Airlines are hoping to get the costs down to $10.

France plans to roll out rapid COVID testing by the end of the month to jump-start air travel, but questions still were swirling over the odds of contracting coronavirus on an airplane.

French Transport Minister Jean-Baptiste Djebbari told CNews television passengers bound for international destinations and arrivals from other countries where infection rates are high will be offered the tests. The tests, however, are not mandatory.

The International Air Transport Association estimates airlines have lost $84.3 billion so far this year, with demand down 66%. International travel is estimated to be down 92%. The trade association also warns failure to impose consistent guidelines threatens millions of jobs in the travel industry.

Dr. David Freedman, a U.S. infectious disease specialist, said the airline industry is misconstruing his research on contracting the disease aboard a plane. IATA, Boeing, Airbus and Embraer held a recent news conference touting the low odds on contracting the disease aboard a plane.

“With only 44 identified potential cases of flight-related transmission among 1.2 billion travelers, that’s one case for every 27 million,” IATA medical adviser Dr David Powell said in a news release.

Freedman told Reuters, however, the numbers were low because testing was lacking.

“The absence of evidence is not evidence of absence,” Freedman said.

The Centers for Disease Control and Prevention estimated last month 11,000 people may have been exposed to coronavirus aboard airplanes, citing 1,600 known cases of people flying while contagious.

The U.N. International Civil Aviation Organization is developing guidelines to help countries set up testing regimes and plans to discuss the issue at its Oct. 29 meeting.

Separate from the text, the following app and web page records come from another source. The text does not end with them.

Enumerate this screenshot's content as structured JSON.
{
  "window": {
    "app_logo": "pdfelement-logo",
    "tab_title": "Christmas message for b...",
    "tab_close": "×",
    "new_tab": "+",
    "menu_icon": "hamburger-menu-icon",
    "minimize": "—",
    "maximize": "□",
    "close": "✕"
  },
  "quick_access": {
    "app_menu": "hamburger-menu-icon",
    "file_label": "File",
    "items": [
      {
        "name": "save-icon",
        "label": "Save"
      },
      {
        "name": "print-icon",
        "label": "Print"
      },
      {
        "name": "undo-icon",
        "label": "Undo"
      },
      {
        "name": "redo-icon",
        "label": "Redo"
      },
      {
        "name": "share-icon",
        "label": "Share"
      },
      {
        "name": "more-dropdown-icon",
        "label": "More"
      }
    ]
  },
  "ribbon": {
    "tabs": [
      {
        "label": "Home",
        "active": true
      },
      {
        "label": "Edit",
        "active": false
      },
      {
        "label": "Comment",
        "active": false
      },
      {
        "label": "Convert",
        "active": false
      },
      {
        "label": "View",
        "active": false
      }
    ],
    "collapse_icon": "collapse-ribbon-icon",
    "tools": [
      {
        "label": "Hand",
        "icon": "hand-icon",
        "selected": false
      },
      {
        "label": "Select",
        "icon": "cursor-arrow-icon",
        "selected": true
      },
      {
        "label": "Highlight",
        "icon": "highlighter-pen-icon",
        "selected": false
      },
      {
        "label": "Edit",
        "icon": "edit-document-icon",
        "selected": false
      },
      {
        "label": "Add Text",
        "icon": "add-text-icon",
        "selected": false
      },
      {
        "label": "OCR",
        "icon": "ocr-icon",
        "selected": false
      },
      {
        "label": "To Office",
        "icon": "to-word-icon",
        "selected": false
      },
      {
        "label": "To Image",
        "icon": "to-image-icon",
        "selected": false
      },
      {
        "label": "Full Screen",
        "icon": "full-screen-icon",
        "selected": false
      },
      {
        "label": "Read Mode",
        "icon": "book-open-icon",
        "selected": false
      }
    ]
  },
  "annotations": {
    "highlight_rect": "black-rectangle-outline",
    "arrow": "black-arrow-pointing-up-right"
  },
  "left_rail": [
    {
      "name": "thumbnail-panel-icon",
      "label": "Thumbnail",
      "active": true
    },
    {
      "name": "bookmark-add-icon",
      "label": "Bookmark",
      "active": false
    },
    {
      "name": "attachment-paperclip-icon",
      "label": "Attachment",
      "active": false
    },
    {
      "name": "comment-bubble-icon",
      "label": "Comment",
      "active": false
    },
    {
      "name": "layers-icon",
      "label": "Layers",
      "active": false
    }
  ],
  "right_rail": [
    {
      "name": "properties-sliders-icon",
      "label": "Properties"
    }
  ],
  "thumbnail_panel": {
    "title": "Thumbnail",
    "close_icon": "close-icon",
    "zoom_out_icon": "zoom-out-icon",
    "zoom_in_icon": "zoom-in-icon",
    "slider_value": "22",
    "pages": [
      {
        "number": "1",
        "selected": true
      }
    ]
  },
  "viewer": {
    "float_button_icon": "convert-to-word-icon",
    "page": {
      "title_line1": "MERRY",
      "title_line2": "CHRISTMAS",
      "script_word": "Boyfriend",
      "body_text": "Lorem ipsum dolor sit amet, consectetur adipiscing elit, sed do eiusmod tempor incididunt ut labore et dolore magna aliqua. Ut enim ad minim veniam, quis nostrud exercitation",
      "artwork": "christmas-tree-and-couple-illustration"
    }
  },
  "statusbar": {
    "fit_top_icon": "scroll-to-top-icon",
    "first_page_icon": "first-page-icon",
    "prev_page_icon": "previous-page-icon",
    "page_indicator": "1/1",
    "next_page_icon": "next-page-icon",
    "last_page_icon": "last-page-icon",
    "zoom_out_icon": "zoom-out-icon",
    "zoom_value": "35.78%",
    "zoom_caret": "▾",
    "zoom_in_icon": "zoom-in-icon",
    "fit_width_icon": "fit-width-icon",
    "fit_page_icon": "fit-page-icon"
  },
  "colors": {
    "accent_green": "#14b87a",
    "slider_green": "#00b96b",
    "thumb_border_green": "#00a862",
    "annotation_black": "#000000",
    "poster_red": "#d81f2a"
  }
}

The situation also is complicated by concerns about the accuracy of rapid COVID tests.

In addition to testing IATA is recommending social distancing at the airport, touchless check-in, in-flight masks and limiting passenger movement in cabins.

Plane cabins may be lower-risk than other indoor spaces because of ventilation that sweeps pathogens into high-grade filters. Boeing said its tests indicated sitting next to an infected passenger while wearing a mask is comparable to sitting seven feet from an infected co-worker in an office. Tests by Embraer indicated 0.13% of droplets from a cough would up in an adjacent passenger’s area. That dropped to 0.2% if masks were in place.

Dr. Henry Wu, associate professor at Atlanta’s Emory School of Medicine, told Reuters, however, the Embraer results don’t mean much without knowing how much of the virus it takes to infect someone.

A study published in the journal Emerging Infectious Diseases indicated planes – especially long flights – can serve as staging for a superspreader event, an instance in which a single infected passenger on a flight within Australia was responsible for 64 infections.